Please show every line in the entries below that includes the word "text".
****
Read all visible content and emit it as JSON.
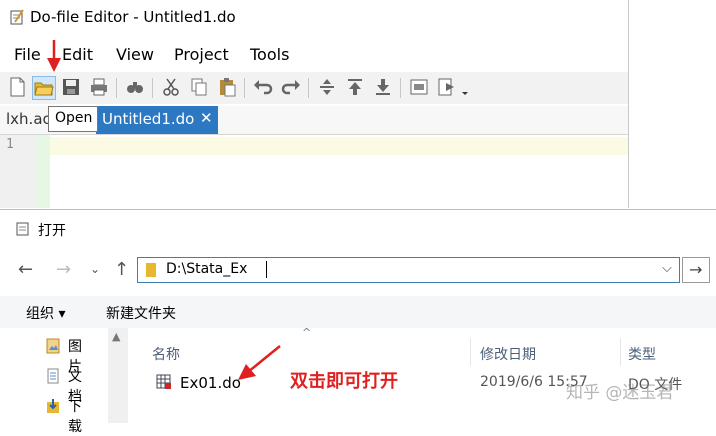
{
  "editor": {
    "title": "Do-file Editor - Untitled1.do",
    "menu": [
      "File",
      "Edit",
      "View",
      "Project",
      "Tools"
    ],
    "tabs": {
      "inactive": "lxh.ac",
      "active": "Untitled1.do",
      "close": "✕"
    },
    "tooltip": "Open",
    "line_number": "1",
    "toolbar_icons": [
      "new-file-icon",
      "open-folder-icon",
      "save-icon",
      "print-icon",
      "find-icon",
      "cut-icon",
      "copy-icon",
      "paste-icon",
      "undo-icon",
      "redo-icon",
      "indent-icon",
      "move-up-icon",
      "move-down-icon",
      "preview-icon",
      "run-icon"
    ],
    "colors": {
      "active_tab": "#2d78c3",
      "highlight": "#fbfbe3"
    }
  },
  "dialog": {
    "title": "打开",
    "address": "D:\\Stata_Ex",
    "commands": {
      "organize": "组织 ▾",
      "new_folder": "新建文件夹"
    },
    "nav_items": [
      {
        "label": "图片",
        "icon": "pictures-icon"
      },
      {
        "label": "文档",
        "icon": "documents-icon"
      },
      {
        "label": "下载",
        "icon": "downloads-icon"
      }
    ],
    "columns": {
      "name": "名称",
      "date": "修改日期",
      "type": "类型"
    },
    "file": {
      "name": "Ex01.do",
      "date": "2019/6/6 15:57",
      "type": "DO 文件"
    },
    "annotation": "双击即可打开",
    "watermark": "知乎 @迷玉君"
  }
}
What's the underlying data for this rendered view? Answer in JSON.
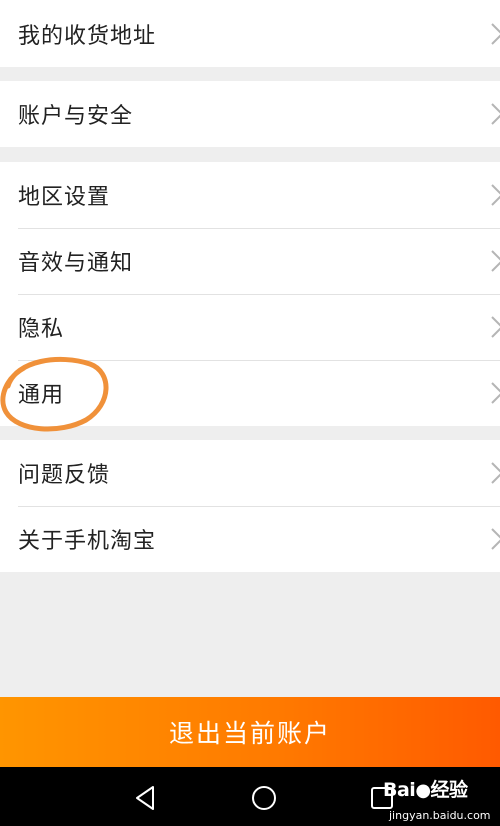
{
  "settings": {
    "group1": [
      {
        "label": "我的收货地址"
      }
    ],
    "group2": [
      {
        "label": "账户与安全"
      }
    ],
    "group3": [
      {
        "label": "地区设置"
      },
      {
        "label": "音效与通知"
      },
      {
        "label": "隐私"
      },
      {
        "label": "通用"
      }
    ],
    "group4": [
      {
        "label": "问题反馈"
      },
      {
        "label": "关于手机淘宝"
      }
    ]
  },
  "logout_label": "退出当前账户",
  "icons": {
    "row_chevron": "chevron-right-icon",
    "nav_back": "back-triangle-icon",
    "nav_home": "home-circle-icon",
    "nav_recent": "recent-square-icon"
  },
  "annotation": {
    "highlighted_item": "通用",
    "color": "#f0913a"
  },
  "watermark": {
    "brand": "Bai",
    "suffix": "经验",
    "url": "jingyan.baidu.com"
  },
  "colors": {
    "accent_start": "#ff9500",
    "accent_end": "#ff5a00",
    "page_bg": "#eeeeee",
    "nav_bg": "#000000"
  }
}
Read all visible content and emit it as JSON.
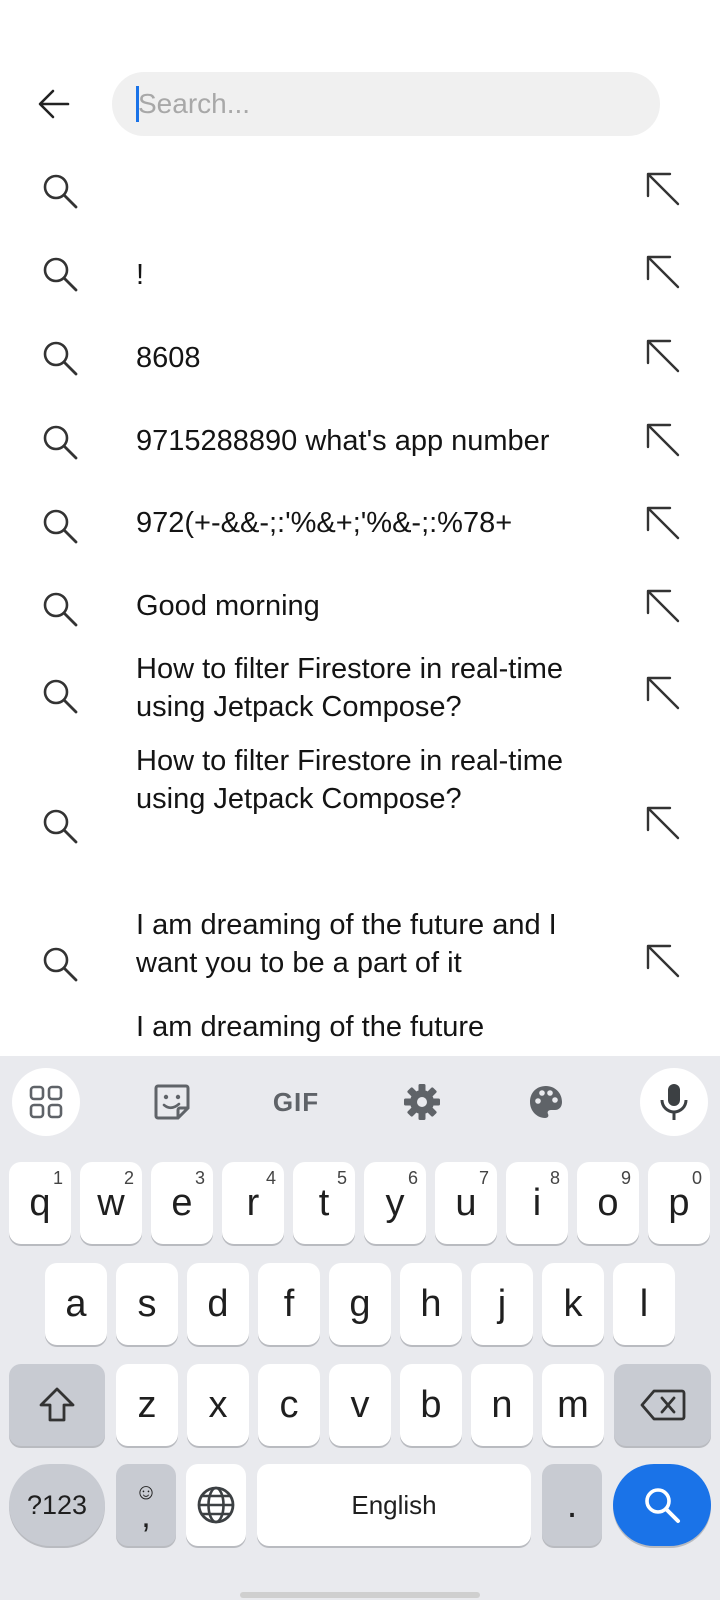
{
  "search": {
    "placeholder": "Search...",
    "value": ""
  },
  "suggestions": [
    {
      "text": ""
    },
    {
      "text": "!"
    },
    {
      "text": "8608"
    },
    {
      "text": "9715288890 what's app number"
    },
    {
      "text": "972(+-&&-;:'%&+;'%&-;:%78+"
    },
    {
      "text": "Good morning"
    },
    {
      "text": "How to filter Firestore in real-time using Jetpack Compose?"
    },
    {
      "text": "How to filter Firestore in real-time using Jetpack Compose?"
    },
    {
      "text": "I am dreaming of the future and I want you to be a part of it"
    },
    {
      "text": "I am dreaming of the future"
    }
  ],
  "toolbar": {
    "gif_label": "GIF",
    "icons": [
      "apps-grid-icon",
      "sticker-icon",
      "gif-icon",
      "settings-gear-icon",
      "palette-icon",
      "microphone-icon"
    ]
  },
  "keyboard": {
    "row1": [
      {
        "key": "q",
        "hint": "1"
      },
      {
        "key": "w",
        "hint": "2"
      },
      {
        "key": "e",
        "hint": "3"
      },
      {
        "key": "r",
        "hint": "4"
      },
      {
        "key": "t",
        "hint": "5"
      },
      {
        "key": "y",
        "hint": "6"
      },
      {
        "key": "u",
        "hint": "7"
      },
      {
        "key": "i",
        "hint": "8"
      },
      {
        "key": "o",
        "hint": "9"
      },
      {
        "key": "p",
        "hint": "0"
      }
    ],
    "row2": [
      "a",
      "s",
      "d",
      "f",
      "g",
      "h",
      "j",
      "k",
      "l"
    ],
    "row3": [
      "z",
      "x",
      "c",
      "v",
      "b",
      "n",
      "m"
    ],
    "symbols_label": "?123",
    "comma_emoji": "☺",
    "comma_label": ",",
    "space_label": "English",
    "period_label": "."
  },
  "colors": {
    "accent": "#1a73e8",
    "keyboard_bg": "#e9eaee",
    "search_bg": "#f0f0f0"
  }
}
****
EXERCISE RESULT:
      "text": ""
      "text": "!"
      "text": "8608"
      "text": "9715288890 what's app number"
      "text": "972(+-&&-;:'%&+;'%&-;:%78+"
      "text": "Good morning"
      "text": "How to filter Firestore in real-time using Jetpack Compose?"
      "text": "How to filter Firestore in real-time using Jetpack Compose?"
      "text": "I am dreaming of the future and I want you to be a part of it"
      "text": "I am dreaming of the future"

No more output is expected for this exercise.